Rock ledges and scarps or any natural overhang in locations such as the Adirondacks in New York or the New River George in West Virginia become draped with icefalls during the winter.

How does an Icefall form? First, there must be an anchor for the icefall. This process begins when the temperature is below freezing and a source of water is available so that Frazil ice (a suspension of small ice crystals which can adhere to grass, soil or rock surfaces) forms as an anchor for grand display to follow. Much as the hanging dam at the eaves of a house roof provide the anchor for icicles - the frazil ice becomes the natural beginning of an icefall. The pillars and curtains of ice that make up an icefall have a washboard surface which appears to be characteristic of these naturally formed vertical sculptures.

The ice that constitutes an icefall is finely polycrystalline and usually shows layering when a thin sample of the ice is viewed under polarized light.

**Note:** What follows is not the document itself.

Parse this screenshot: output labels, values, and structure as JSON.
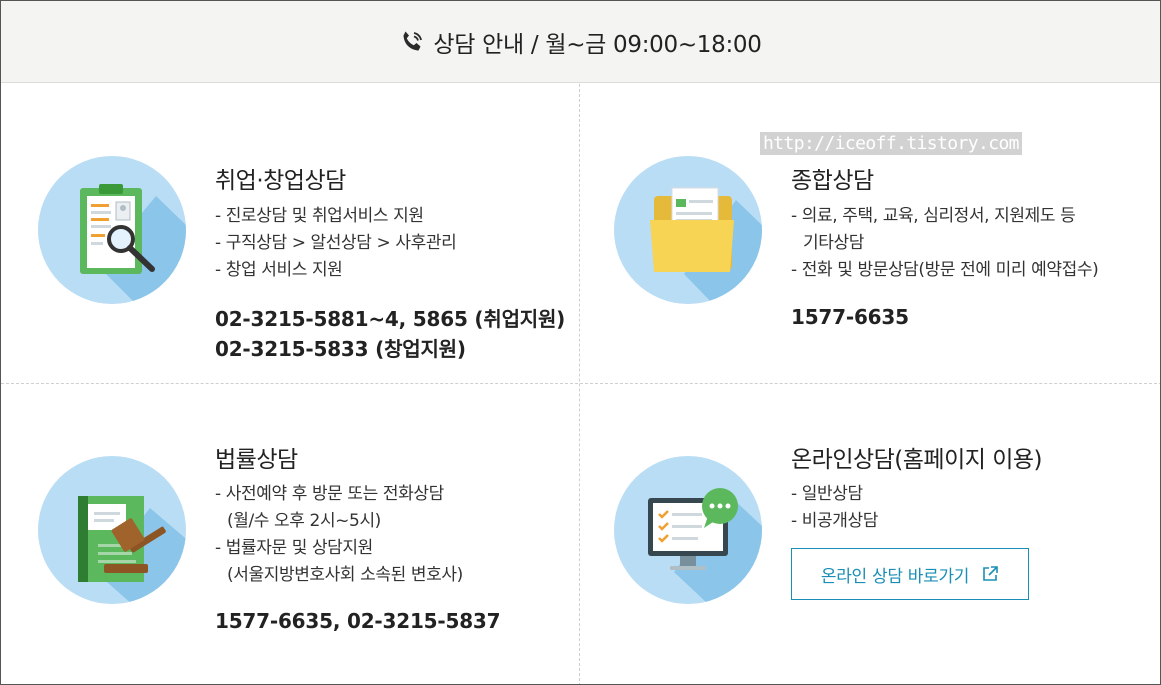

The layering is seen as a variation of crystal size across the section and this is related to episodes of additional ice accretion due to rainfall and meltwater. The midwinter warming periods would also be expected to result in the recrystallization of the icefall surface.

When cold water flows from an overhang at subzero temperatures we can always expect icicles to form. Some icefalls look like massive icicles 'glued' together to form a massive curtain of ice. They appear as long sharp cones growing over ten times faster in length than diameter. The growing icicle is not completely frozen, but consists of a long tube of unfrozen water enclosed in ice. Thickness is achieved when a thin film of water flowing down the outside of the icicle freezes. The temperature, wind speed and the amount of water available are incorporated to determine the increase in diameter and length of icicles. Once the basic icefall forms, the details will be determined by the pathways of flowing water that will freeze and add mass to the icefall.

In addition to the water icefall described above - there is also the 'alpine icefall' where ice forms through pressure sintering and recrystallization of snow. This process is signifigantly aided by water which comes in the form of rain and water runoff.